Now, the hard part. I had to find a way to keep my arm in shape over the next month before I reported to spring training with the Saints on May 1st. Being in a city where I don’t know anyone this was going to be a problem. Luckily, a guy I played with the Padres wanted to help me out, and even after he spent all day at the field he said he would come play catch with me before he left for his affiliate. Once he left, it became a lot tougher! I played catch with my roommate here a couple of times, who hasn’t played competitive baseball since high school so I then went to the land of social media to send out a call to see if anyone could play catch with me. I had no luck early on, even contacted the local high schools and colleges asking if I could participate in practice but was told that it “was not permissible”. Eventually one guy got back to me, and we’ve been able to play catch and workout together for the last few days. One thing I’ve noticed about baseball players, is that they understand the struggle, and understand what it takes, so they’re always willing to help you out whenever you need it.
So as of now, I’m currently overstaying my visit with some friends in Scottsdale, playing catch with a guy I met on Facebook at a soccer field everyday, trying not to spend as little money as I can, and enjoying life as much as I can.
I’m sure people are reading this going, you’ve been released four times? Why are doing this? Get the hint, no one wants you. But, I have reasons for why I do this. I have family and friends who have supported me for the last eleven years since I signed who have believed in me and never given up on me when I wanted to. And one day, I might have children who have this crazy dream, and I wouldn’t be able to look them in the eye and tell them “follow your dreams” if I didn’t do it myself. We all have our “why”, and I know what mine are.
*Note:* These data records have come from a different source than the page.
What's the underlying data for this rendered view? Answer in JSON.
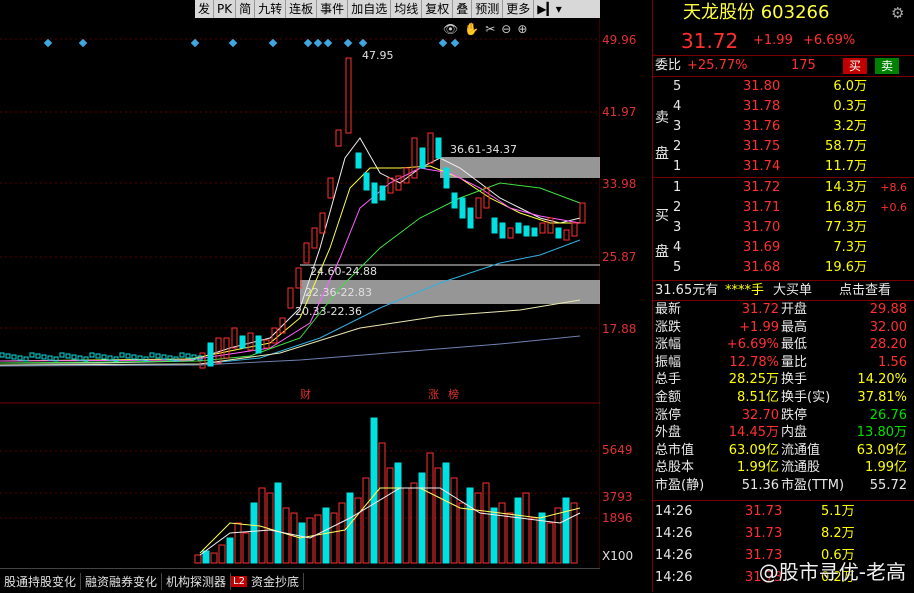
{
  "toolbar": {
    "items": [
      "发",
      "PK",
      "简",
      "九转",
      "连板",
      "事件",
      "加自选",
      "均线",
      "复权",
      "叠",
      "预测",
      "更多"
    ],
    "arrow_label": "▶▎▾"
  },
  "chart": {
    "price_labels": [
      "49.96",
      "41.97",
      "33.98",
      "25.87",
      "17.88"
    ],
    "volume_labels": [
      "5649",
      "3793",
      "1896"
    ],
    "volume_unit": "X100",
    "high_label": "47.95",
    "zones": [
      "36.61-34.37",
      "24.60-24.88",
      "22.36-22.83",
      "20.33-22.36"
    ],
    "event_marks": [
      "财",
      "涨",
      "榜"
    ]
  },
  "bottom_tabs": [
    "股通持股变化",
    "融资融券变化",
    "机构探测器",
    "资金抄底"
  ],
  "l2_badge": "L2",
  "panel": {
    "title": "天龙股份 603266",
    "price": "31.72",
    "change": "+1.99",
    "change_pct": "+6.69%",
    "weibi_label": "委比",
    "weibi_value": "+25.77%",
    "weicha_value": "175",
    "sell_btn": "买",
    "buy_btn": "卖",
    "sell_side_label": [
      "卖",
      "盘"
    ],
    "buy_side_label": [
      "买",
      "盘"
    ],
    "asks": [
      {
        "level": "5",
        "price": "31.80",
        "vol": "6.0万"
      },
      {
        "level": "4",
        "price": "31.78",
        "vol": "0.3万"
      },
      {
        "level": "3",
        "price": "31.76",
        "vol": "3.2万"
      },
      {
        "level": "2",
        "price": "31.75",
        "vol": "58.7万"
      },
      {
        "level": "1",
        "price": "31.74",
        "vol": "11.7万"
      }
    ],
    "bids": [
      {
        "level": "1",
        "price": "31.72",
        "vol": "14.3万",
        "chg": "+8.6"
      },
      {
        "level": "2",
        "price": "31.71",
        "vol": "16.8万",
        "chg": "+0.6"
      },
      {
        "level": "3",
        "price": "31.70",
        "vol": "77.3万",
        "chg": ""
      },
      {
        "level": "4",
        "price": "31.69",
        "vol": "7.3万",
        "chg": ""
      },
      {
        "level": "5",
        "price": "31.68",
        "vol": "19.6万",
        "chg": ""
      }
    ],
    "big_order": {
      "price": "31.65元有",
      "stars": "****手",
      "label": "大买单",
      "link": "点击查看"
    },
    "stats": [
      {
        "l1": "最新",
        "v1": "31.72",
        "c1": "red",
        "l2": "开盘",
        "v2": "29.88",
        "c2": "red"
      },
      {
        "l1": "涨跌",
        "v1": "+1.99",
        "c1": "red",
        "l2": "最高",
        "v2": "32.00",
        "c2": "red"
      },
      {
        "l1": "涨幅",
        "v1": "+6.69%",
        "c1": "red",
        "l2": "最低",
        "v2": "28.20",
        "c2": "red"
      },
      {
        "l1": "振幅",
        "v1": "12.78%",
        "c1": "red",
        "l2": "量比",
        "v2": "1.56",
        "c2": "red"
      },
      {
        "l1": "总手",
        "v1": "28.25万",
        "c1": "yellow",
        "l2": "换手",
        "v2": "14.20%",
        "c2": "yellow"
      },
      {
        "l1": "金额",
        "v1": "8.51亿",
        "c1": "yellow",
        "l2": "换手(实)",
        "v2": "37.81%",
        "c2": "yellow"
      },
      {
        "l1": "涨停",
        "v1": "32.70",
        "c1": "red",
        "l2": "跌停",
        "v2": "26.76",
        "c2": "green"
      },
      {
        "l1": "外盘",
        "v1": "14.45万",
        "c1": "red",
        "l2": "内盘",
        "v2": "13.80万",
        "c2": "green"
      },
      {
        "l1": "总市值",
        "v1": "63.09亿",
        "c1": "yellow",
        "l2": "流通值",
        "v2": "63.09亿",
        "c2": "yellow"
      },
      {
        "l1": "总股本",
        "v1": "1.99亿",
        "c1": "yellow",
        "l2": "流通股",
        "v2": "1.99亿",
        "c2": "yellow"
      },
      {
        "l1": "市盈(静)",
        "v1": "51.36",
        "c1": "white",
        "l2": "市盈(TTM)",
        "v2": "55.72",
        "c2": "white"
      }
    ],
    "ticks": [
      {
        "time": "14:26",
        "price": "31.73",
        "vol": "5.1万"
      },
      {
        "time": "14:26",
        "price": "31.73",
        "vol": "8.2万"
      },
      {
        "time": "14:26",
        "price": "31.73",
        "vol": "0.6万"
      },
      {
        "time": "14:26",
        "price": "31.73",
        "vol": "0.2万"
      }
    ]
  },
  "watermark": "@股市寻优-老高",
  "colors": {
    "up": "#ff3030",
    "down": "#00ffff",
    "bg": "#000000",
    "border": "#7a0000"
  }
}
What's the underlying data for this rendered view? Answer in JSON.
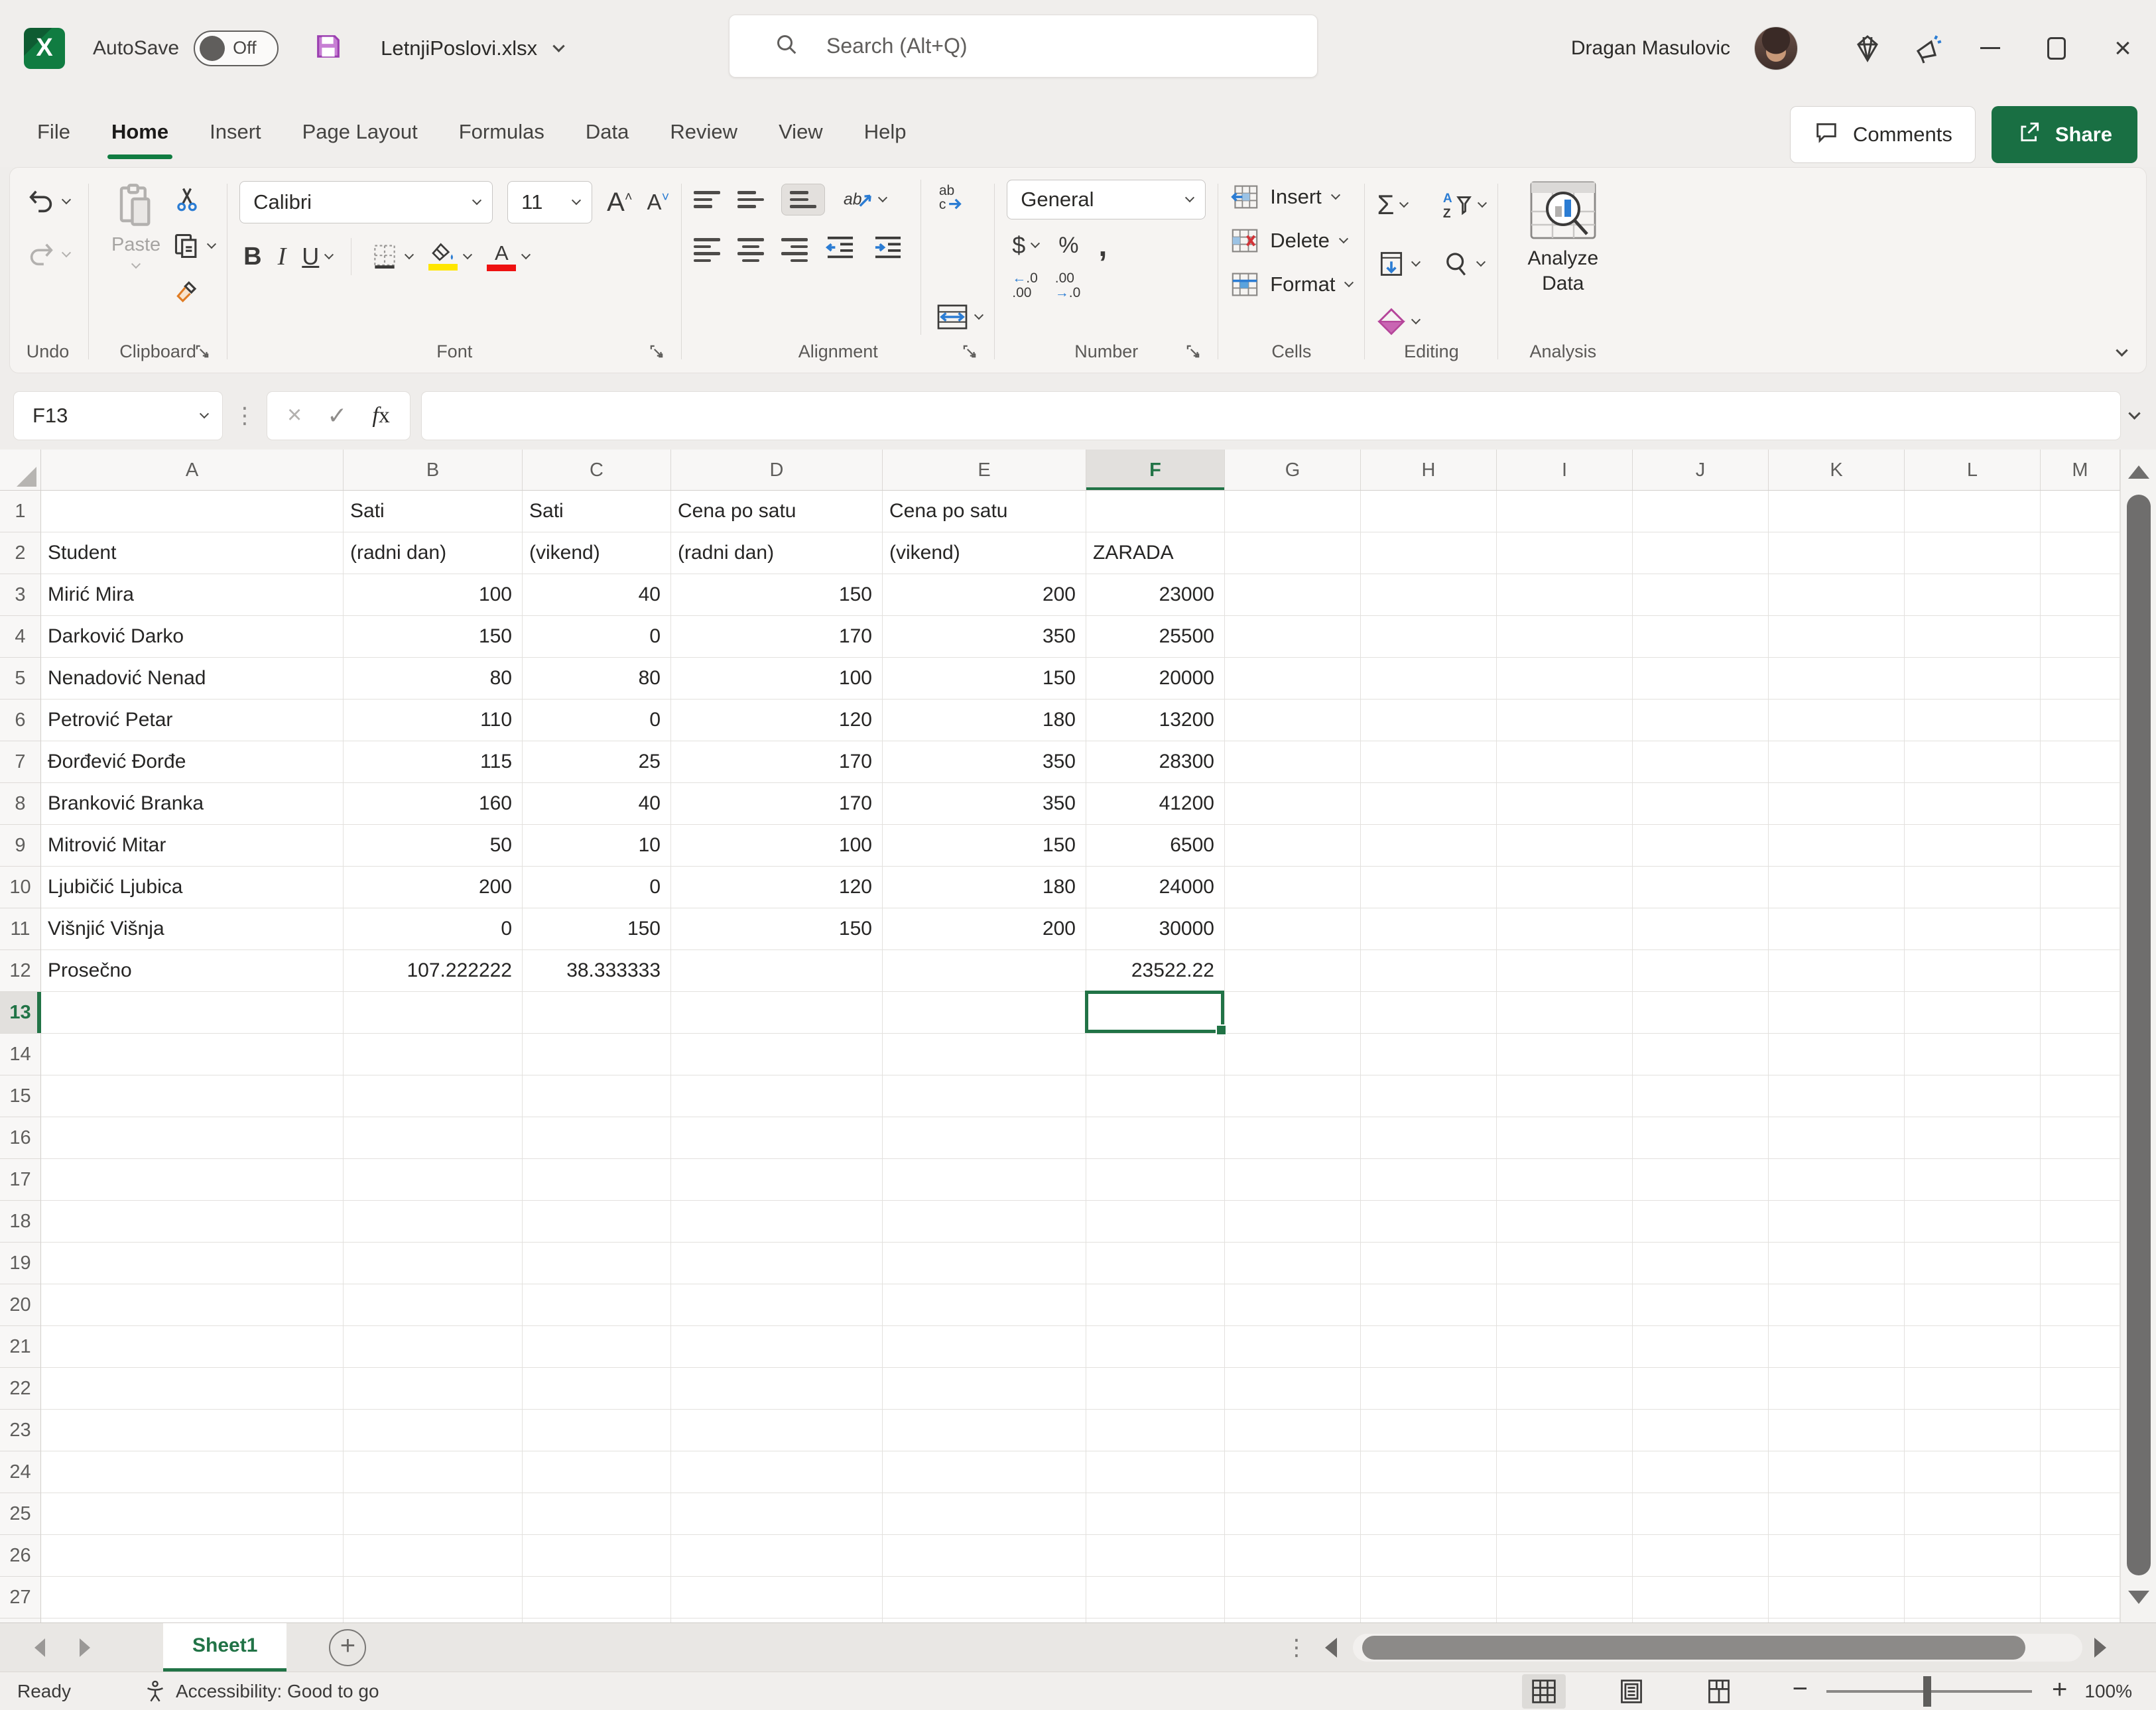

Stay tuned for the next installment of this four-part series next month.
Follow Todd on Twitter @toddvs35